Barstow, Rohde, and Saul’s reporting for the Times is laced through with anecdotes about uncertain and unheroic actions taken by certain members of the crew. This wasn’t because people weren’t brave, Barstow said in a 2010 interview with Democracy Now. Transocean, the company that owned the Deepwater Horizon, gave crew members who were training in safety procedures “very big, thick guidelines,” Barstow said.
But there was a kind of contradiction in these policies. The policies would say, “You really need to act quickly. It’s crucial.” … And yet, they would also say, “But there’s a really big danger if you overreact. And if you overreact, then it could cost us a lot of money, it could create other safety issues.” And you see moments along the way where that contradiction essentially froze key people at key times.
There’s a bit of this freezing on display, but the film centers on the conflict between the right-thinking crew members and the greedy BP execs. The kind of bred-in uncertainty Barstow points to is difficult to convey on film, but it’s much more revealing about the way corporate objectives work against each other to create dangerous conditions than simple execs-versus-grunts rabble-rousing.
The damage to the Gulf is a shadow presence in this film, personified only by an oil-covered pelican that appears, thrashing wildly, in the cabin of a nearby boat as the disaster unfolds. Interviewed recently by the Times, the real-life Mike Williams said that the victims’ families had long been upset by what they see as an excessive focus on the environmental effects of the spill. “We understand the oil. It’s bad, yes,” Williams told the Times. “The birds are dying and the shrimp and the crabs and all that stuff. But those aren’t brothers, sisters, uncles, aunts, sons, daughters. Shrimp can come back. People, you can’t bring those guys back.”
But surely it’s possible to have feeling for these human losses, while still believing that what happened to the Gulf deserves consideration. In the century-plus of resource extraction that has brought us to our current climate tipping point, you can find many such episodes of human tragedy: the Senghenydd pit disaster, which killed 439 coal miners in Wales in 1913; the Lac-Mégantic oil transport train derailment, which took the lives of 47 in Quebec in 2013. I hope it doesn’t take away from the grief of any of the families who were affected to argue that these periodic acute disasters are epiphenomena, compared with the bigger story of environmental degradation and loss in modern times, which threatens life on Earth as we know it.

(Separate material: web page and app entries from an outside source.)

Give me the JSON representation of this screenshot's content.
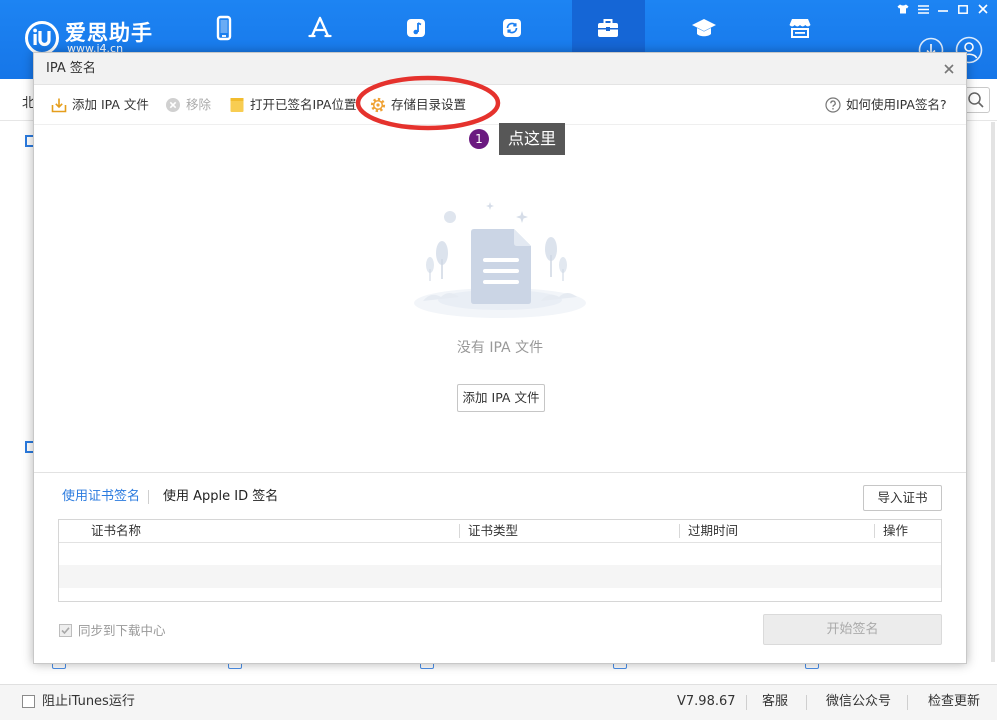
{
  "header": {
    "logo_title": "爱思助手",
    "logo_subtitle": "www.i4.cn",
    "logo_icon": "i4-logo-icon",
    "nav_icons": [
      "phone-icon",
      "app-store-icon",
      "music-icon",
      "sync-icon",
      "toolbox-icon",
      "graduation-cap-icon",
      "store-icon"
    ],
    "active_nav_index": 4,
    "window_control_icons": [
      "skin-icon",
      "menu-icon",
      "minimize-icon",
      "maximize-icon",
      "close-icon"
    ],
    "action_icons": [
      "download-icon",
      "user-icon"
    ]
  },
  "background_page": {
    "partial_text": "北",
    "search_icon": "search-icon"
  },
  "dialog": {
    "title": "IPA 签名",
    "close_icon": "close-icon",
    "toolbar": {
      "add_label": "添加 IPA 文件",
      "remove_label": "移除",
      "remove_enabled": false,
      "open_signed_label": "打开已签名IPA位置",
      "storage_settings_label": "存储目录设置",
      "help_label": "如何使用IPA签名?"
    },
    "empty_state": {
      "message": "没有 IPA 文件",
      "button_label": "添加 IPA 文件"
    },
    "sign_tabs": [
      {
        "label": "使用证书签名",
        "active": true
      },
      {
        "label": "使用 Apple ID 签名",
        "active": false
      }
    ],
    "import_cert_label": "导入证书",
    "cert_table": {
      "columns": [
        "证书名称",
        "证书类型",
        "过期时间",
        "操作"
      ],
      "rows": []
    },
    "sync_label": "同步到下载中心",
    "sync_checked": true,
    "start_sign_label": "开始签名",
    "start_sign_enabled": false
  },
  "annotation": {
    "step_number": "1",
    "hint_text": "点这里"
  },
  "status_bar": {
    "block_itunes_label": "阻止iTunes运行",
    "block_itunes_checked": false,
    "version": "V7.98.67",
    "links": [
      "客服",
      "微信公众号",
      "检查更新"
    ]
  },
  "colors": {
    "header_blue": "#1a7ef0",
    "active_nav": "#1566d6",
    "accent_blue": "#2b7bdf",
    "annotation_red": "#e5322d",
    "step_badge": "#6b1a80",
    "hint_background": "#575757"
  }
}
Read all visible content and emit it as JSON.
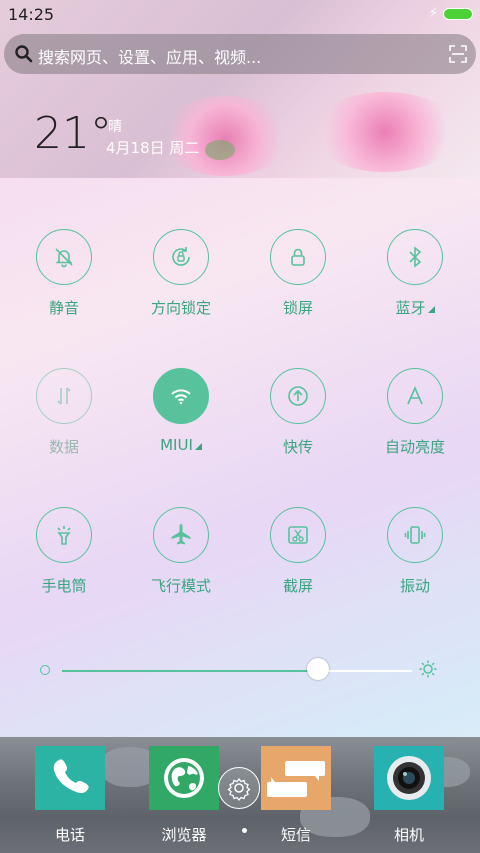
{
  "status_bar": {
    "time": "14:25",
    "charging_icon": "bolt-icon",
    "battery_color": "#4cd137"
  },
  "search": {
    "placeholder": "搜索网页、设置、应用、视频..."
  },
  "weather": {
    "temperature": "21°",
    "condition": "晴",
    "date": "4月18日 周二"
  },
  "toggles": [
    {
      "label": "静音",
      "icon": "bell-off-icon",
      "state": "off"
    },
    {
      "label": "方向锁定",
      "icon": "rotation-lock-icon",
      "state": "off"
    },
    {
      "label": "锁屏",
      "icon": "lock-icon",
      "state": "off"
    },
    {
      "label": "蓝牙",
      "icon": "bluetooth-icon",
      "state": "off"
    },
    {
      "label": "数据",
      "icon": "mobile-data-icon",
      "state": "disabled"
    },
    {
      "label": "MIUI",
      "icon": "wifi-icon",
      "state": "on"
    },
    {
      "label": "快传",
      "icon": "upload-icon",
      "state": "off"
    },
    {
      "label": "自动亮度",
      "icon": "auto-brightness-icon",
      "state": "off"
    },
    {
      "label": "手电筒",
      "icon": "flashlight-icon",
      "state": "off"
    },
    {
      "label": "飞行模式",
      "icon": "airplane-icon",
      "state": "off"
    },
    {
      "label": "截屏",
      "icon": "screenshot-icon",
      "state": "off"
    },
    {
      "label": "振动",
      "icon": "vibrate-icon",
      "state": "off"
    }
  ],
  "brightness": {
    "level": 0.73
  },
  "dock": {
    "apps": [
      {
        "name": "电话",
        "icon": "phone-icon"
      },
      {
        "name": "浏览器",
        "icon": "browser-globe-icon"
      },
      {
        "name": "短信",
        "icon": "messages-icon"
      },
      {
        "name": "相机",
        "icon": "camera-icon"
      }
    ]
  },
  "colors": {
    "accent": "#57c29c",
    "label": "#3aa580"
  }
}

I wish there were a way to tell both tales at once. Big movies like Deepwater Horizon are way better at showing the heroism and sacrifice of individual humans than pondering the kind of damage this disaster did to the Gulf—never mind the kind of existential damage oil is doing to us all. I left the film moved to tears, and still feeling like something huge was missing.